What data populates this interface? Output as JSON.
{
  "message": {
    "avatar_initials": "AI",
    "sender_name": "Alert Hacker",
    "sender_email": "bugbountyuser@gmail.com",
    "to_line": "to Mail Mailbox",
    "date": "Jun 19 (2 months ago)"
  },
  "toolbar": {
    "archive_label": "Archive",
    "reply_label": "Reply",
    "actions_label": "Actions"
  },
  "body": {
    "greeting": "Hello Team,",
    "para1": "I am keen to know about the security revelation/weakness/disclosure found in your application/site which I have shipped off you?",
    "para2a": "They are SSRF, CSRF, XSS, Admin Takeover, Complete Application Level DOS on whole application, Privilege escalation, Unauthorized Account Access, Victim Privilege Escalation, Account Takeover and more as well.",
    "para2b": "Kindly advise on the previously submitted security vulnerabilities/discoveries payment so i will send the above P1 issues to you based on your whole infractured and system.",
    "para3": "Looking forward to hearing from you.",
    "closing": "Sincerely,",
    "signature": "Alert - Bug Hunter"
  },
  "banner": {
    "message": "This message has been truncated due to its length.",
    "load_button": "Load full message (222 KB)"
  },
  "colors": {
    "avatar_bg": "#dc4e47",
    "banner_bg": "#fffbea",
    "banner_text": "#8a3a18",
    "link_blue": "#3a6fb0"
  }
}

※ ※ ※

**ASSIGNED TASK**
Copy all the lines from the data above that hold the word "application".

**ANSWER TO THE EXERCISE**
    "para1": "I am keen to know about the security revelation/weakness/disclosure found in your application/site which I have shipped off you?",
    "para2a": "They are SSRF, CSRF, XSS, Admin Takeover, Complete Application Level DOS on whole application, Privilege escalation, Unauthorized Account Access, Victim Privilege Escalation, Account Takeover and more as well.",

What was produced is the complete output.